|Name:||Croft Farm, Port Talbot||CISP No:||PRTT3|
|Place:||Port Talbot||Grid Ref:||SS 7633 8998 (GB)|
|County:||Glamorgan (Morgannwg) , Wales||Saint(s):||none|
|Site Type:||modern secondary|
Richards/1925, 424--425: `an old farmstead bearing the name `The Croft,' was demolished [in 1869] to make room for a more modern house erected by his father. Both cross and piscina were found concealed in a wall 8 ft. in thickness and composed of river drift, beneath several thicknesses of whitewash. The house stood on the site of the present Palace Theatre, near Pritchard Street, Port Talbot, and past it went the old road leading from Margam to Briton Ferry, which crossed the river Afan where the present Canister Bridge stands.
The relics are such as to suggest the existence of a chapel or church on the spot, and this surmise seems to find corroboration in a belief prevalent some little time ago that the Palace Theatre was haunted `because it stood on a cemetery'. In this connection it is worthy of note that Court Farm (the site of the present Steel Works' Offices) did not satisfy the location of the Chapel of St. Thomas given in Margam MSS., which state that the chapel stood between the rivers Afan and Neath. Though identified with the chapel by local historians, the farm stood between the rivers Afan and Kenfig. If the description given in the MSS. be correct, we must look for the chapel on the other side of the river; the site of the stones under consideration and `Platch yr Eglwys', not far away, offer themselves as possible solutions. Or can it be that the `Croft' once administered to the spiritual needs of the castle? Or, again, was it a `beadhouse'? Its function is at the moment a matter of conjecture.
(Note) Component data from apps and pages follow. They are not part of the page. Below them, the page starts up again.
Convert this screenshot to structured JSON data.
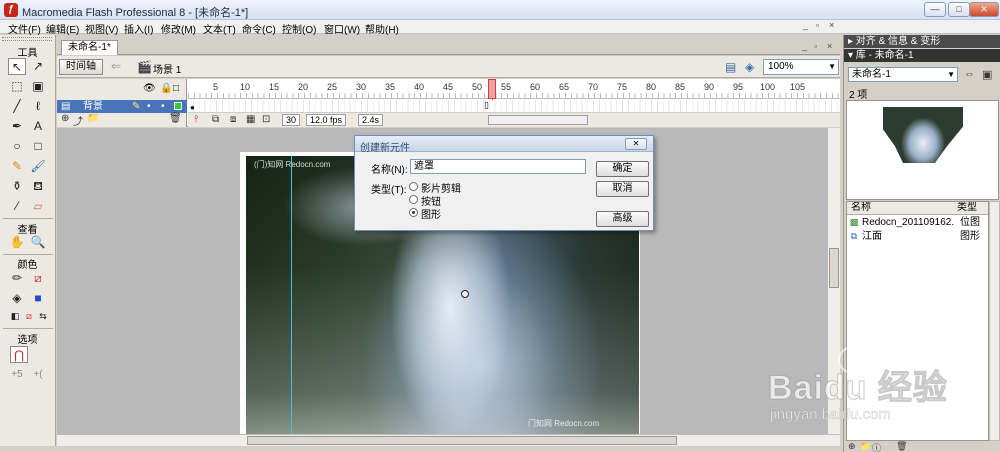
{
  "window": {
    "title": "Macromedia Flash Professional 8 - [未命名-1*]",
    "minimize": "—",
    "maximize": "□",
    "close": "✕"
  },
  "menu": {
    "items": [
      "文件(F)",
      "编辑(E)",
      "视图(V)",
      "插入(I)",
      "修改(M)",
      "文本(T)",
      "命令(C)",
      "控制(O)",
      "窗口(W)",
      "帮助(H)"
    ],
    "doc_controls": [
      "_",
      "▫",
      "×"
    ]
  },
  "tools": {
    "title": "工具",
    "view_title": "查看",
    "color_title": "颜色",
    "options_title": "选项"
  },
  "document": {
    "tab_label": "未命名-1*",
    "timeline_button": "时间轴",
    "scene_label": "场景 1",
    "zoom": "100%"
  },
  "timeline": {
    "ruler_labels": [
      "5",
      "10",
      "15",
      "20",
      "25",
      "30",
      "35",
      "40",
      "45",
      "50",
      "55",
      "60",
      "65",
      "70",
      "75",
      "80",
      "85",
      "90",
      "95",
      "100",
      "105"
    ],
    "layer_name": "背景",
    "current_frame": "30",
    "frame_rate": "12.0 fps",
    "elapsed_time": "2.4s"
  },
  "stage": {
    "watermark_top": "(门)知网 Redocn.com",
    "watermark_bottom": "门知网 Redocn.com"
  },
  "dialog": {
    "title": "创建新元件",
    "name_label": "名称(N):",
    "name_value": "遮罩",
    "type_label": "类型(T):",
    "options": [
      {
        "label": "影片剪辑",
        "checked": false
      },
      {
        "label": "按钮",
        "checked": false
      },
      {
        "label": "图形",
        "checked": true
      }
    ],
    "ok_button": "确定",
    "cancel_button": "取消",
    "advanced_button": "高级"
  },
  "right_panel": {
    "align_header": "▸ 对齐 & 信息 & 变形",
    "library_header": "▾ 库 - 未命名-1",
    "library_select": "未命名-1",
    "item_count": "2 项",
    "col_name": "名称",
    "col_type": "类型",
    "items": [
      {
        "name": "Redocn_201109162...",
        "type": "位图"
      },
      {
        "name": "江面",
        "type": "图形"
      }
    ]
  },
  "watermark": {
    "brand": "Baidu 经验",
    "url": "jingyan.baidu.com"
  },
  "colors": {
    "layer_selected": "#4a74b9",
    "playhead": "#d04040",
    "guide": "#3cc7d8"
  }
}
Place-names do not help us, but there is every reason to associate an ecclesiastical building of sorts with the immediate locality. In the building itself there were also discovered a narrow splayed window and quoins of dressed stones'.